(Jean Fisher was a UK-based art critic whose research explored colonialism in Ireland, Native America, the Black Atlantic and Palestine. She was a regular contributor to Artforum International, and was editor of Third Text from 1992 to 1999—Ed.)
I build my language with rocks
—Édouard Glissant, L’Intention Poétique (1997)
It was Jean Fisher who encouraged me to write. It was Jean Fisher who introduced me to Édouard Glissant and who liberated me from the sense of confusion that I had growing up – the shame of being a nonlocated person, neither Egyptian (where I was born), nor a Westerner (where I lived in exile). Being queer was not being doubly exiled, she believed, but a release into a community. She taught me that creolization was a way to unshackle our thinking, that every stumbling block was also a building block; she explained to me that withdrawing into an imaginary dimensionless place was a kind of liberation. She encouraged us to think of ourselves as rhizomatic; to believe that we could create our own routes to the people and places that we wanted to love and live with.
Jean Fisher was of course referencing not only Glissant but also philosophers including Gilles Deleuze and Félix Guattari, yet her interest was never in any stereotypical everyday subject.
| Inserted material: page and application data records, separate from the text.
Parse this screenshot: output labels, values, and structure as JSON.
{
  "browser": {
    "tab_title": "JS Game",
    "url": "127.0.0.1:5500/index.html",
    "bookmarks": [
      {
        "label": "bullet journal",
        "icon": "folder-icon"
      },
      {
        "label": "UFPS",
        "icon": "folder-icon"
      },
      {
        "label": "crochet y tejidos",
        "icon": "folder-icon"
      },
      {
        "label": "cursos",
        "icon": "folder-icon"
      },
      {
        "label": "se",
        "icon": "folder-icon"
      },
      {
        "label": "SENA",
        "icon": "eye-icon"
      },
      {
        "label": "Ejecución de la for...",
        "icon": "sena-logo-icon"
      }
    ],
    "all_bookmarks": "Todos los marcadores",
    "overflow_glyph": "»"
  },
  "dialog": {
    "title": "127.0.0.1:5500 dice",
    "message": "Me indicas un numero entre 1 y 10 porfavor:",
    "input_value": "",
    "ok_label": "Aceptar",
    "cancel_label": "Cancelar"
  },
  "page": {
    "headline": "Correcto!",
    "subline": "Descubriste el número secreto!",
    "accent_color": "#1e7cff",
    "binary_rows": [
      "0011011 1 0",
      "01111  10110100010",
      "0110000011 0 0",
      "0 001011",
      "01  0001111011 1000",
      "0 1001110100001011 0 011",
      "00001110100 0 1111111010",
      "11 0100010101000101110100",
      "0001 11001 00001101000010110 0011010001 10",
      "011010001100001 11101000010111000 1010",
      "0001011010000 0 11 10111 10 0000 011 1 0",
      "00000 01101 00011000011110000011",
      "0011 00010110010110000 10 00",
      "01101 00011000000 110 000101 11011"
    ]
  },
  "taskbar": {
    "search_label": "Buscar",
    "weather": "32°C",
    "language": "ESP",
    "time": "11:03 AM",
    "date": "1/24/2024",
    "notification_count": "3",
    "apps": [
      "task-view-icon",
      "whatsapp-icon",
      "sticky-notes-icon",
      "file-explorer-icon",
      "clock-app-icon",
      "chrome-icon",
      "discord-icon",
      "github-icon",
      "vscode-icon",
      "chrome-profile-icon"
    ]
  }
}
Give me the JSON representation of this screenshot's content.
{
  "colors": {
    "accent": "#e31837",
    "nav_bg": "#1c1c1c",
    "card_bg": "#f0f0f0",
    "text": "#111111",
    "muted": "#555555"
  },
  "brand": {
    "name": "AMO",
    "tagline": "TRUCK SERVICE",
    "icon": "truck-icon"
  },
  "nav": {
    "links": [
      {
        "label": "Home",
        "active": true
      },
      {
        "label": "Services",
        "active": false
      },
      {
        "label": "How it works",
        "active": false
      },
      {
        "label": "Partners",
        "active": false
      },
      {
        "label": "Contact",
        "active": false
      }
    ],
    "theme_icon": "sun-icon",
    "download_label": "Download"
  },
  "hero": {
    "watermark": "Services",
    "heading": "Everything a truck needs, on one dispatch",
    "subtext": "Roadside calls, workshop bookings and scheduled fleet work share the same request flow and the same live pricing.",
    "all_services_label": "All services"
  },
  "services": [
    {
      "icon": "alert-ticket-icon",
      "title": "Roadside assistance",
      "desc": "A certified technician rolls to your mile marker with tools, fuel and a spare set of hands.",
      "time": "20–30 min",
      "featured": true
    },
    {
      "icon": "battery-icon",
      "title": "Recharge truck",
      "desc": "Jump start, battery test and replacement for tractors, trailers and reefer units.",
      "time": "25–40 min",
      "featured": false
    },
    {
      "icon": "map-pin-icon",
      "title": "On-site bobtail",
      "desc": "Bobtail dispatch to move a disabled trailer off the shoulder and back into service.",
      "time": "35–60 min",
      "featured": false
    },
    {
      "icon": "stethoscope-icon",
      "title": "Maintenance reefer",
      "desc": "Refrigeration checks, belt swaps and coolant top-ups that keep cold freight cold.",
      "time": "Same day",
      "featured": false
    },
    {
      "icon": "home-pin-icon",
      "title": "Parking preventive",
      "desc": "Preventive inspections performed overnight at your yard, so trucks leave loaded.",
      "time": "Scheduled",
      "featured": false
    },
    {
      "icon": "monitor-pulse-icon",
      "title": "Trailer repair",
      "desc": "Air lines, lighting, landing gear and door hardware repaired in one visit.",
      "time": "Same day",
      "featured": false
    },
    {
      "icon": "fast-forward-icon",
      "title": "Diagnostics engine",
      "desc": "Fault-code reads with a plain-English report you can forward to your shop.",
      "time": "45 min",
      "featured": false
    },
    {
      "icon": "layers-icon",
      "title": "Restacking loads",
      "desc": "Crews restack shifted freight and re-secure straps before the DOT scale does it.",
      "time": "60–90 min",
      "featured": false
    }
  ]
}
She was obsessed with trickster travellers, something that led to her deep friendship and love of the artist Jimmie Durham. It also informed her affection for other political tricksters, from Francis Alÿs to Emily Jacir, whose work untangles the inherent political structures in their immediate geographies.
This deep-seated interest in art’s relationship to the political in an age of globalization was also manifest in a life long practice that was as much activism as it was a form of pedagogical practice, in teaching, and her beautiful writing, and in her work as an editor Third Text. Her writing surrounding Ireland and Northern Ireland led to deep relationships and a profound literature on the artists James Coleman and Willie Doherty.
Always conscientious of the polemics of where she located her discourse, Fisher constantly questioned the authority of the power structures from which she spoke. In her introduction to Global Visions: Towards a New Internationalism in the Visual Arts, Fisher queried the codification of information in an era of accelerating social and political change, critiquing the commodification of previously marginalized narratives, which were becoming subsumed into the newly capitalized art world. She evaluated the concept of multiculturalism and the potent tendency that had emerged in the late 1980s and early 1990s of marginalized cultures becoming tokentistically circumscribed into the art world narrative. This is of course something that has become all the more relevant today.
Consistently, she called and begged for the revision of positions. And it was this quest for revision that propelled me to study art. I remember fondly sitting on the floor of her office while I would pull dusty books from her library. We talked about Walter Benjamin, about repositories of white and black knowledge, about dust, about auras, about Frantz Fanon and duality, about W. E. B. Du Bois and W. J. T. Mitchell, and the construction of race; and we cried over the failings of theory to change the world. We cried every time Beirut or Gaza was bombed. We cried. But helpless she was never; she would write emails, letters, and start petitions. Jean Fisher embodied a style of radical will that extended beyond the limits of her physical health, which plagued much of her later life.
Fisher once told me, invoking one of her troubadours, Michel Serres, I do not seek, I find—and only write if I find! Excavate and extrapolate Fisher always did; she loved Jean Genet and Mahmoud Darwish—for after all, she was a prisoner of love, someone who was bound to save all of us from the limits of our own troubled imaginations.
I met Fisher as a student; she took me under her wing immediately. I was lost; I was about to drop out of college because my conservative family had wanted me to study in the field of science. Jean refused to let this happen. She would email me almost every day urging to read my writings. As she did, I read all of her words, which penetrated the corners of my mind, informing me that art need not be a language simply for a bourgeoisie.
Indeed in her 2002 essay, ‘Towards a Metaphysics of Shit’ for Documenta 11, Jean asked: Can art function as an effective mediator of change or resistance to hegemonic power, or is it doomed to be a decorative and irrelevant footnote to forces more powerful than its capacity to confront?
This question plagued and propelled me. Over time, she became one of my closest friends; she was my Auntie Jean and I her nephew, but in reality she was the mother figure who had always been absent.
Near the end of her life, she informed me that she would like to pack up and move to Hastings to live by the sea, so that she may think and read free of the burdens of the city. When our friend, the Palestinian artist and writer Kamal Boulata last visited London, she joked that they would be running away to the Southeast Coast with his wife Lily Farhoud. A life by the sea, I wondered, could only be a metaphor for the cherished writings of Darwish who would speak of “impatiently waiting for the sea” to return home to his native Palestine, or perhaps of the great poet and painter Etel Adnan who in her collected writings in 2014 informed us that “to look at the see is to become what one is.”
Jean Fisher was a figure who touched us all. She left this world too soon, but in her words and teaching we must find strength to fight and to allow those less fortunate than us the voice and agency to be heard and seen.
Omar Kholeif is a writer and the Manilow Senior Curator at the Museum of Contemporary Art Chicago.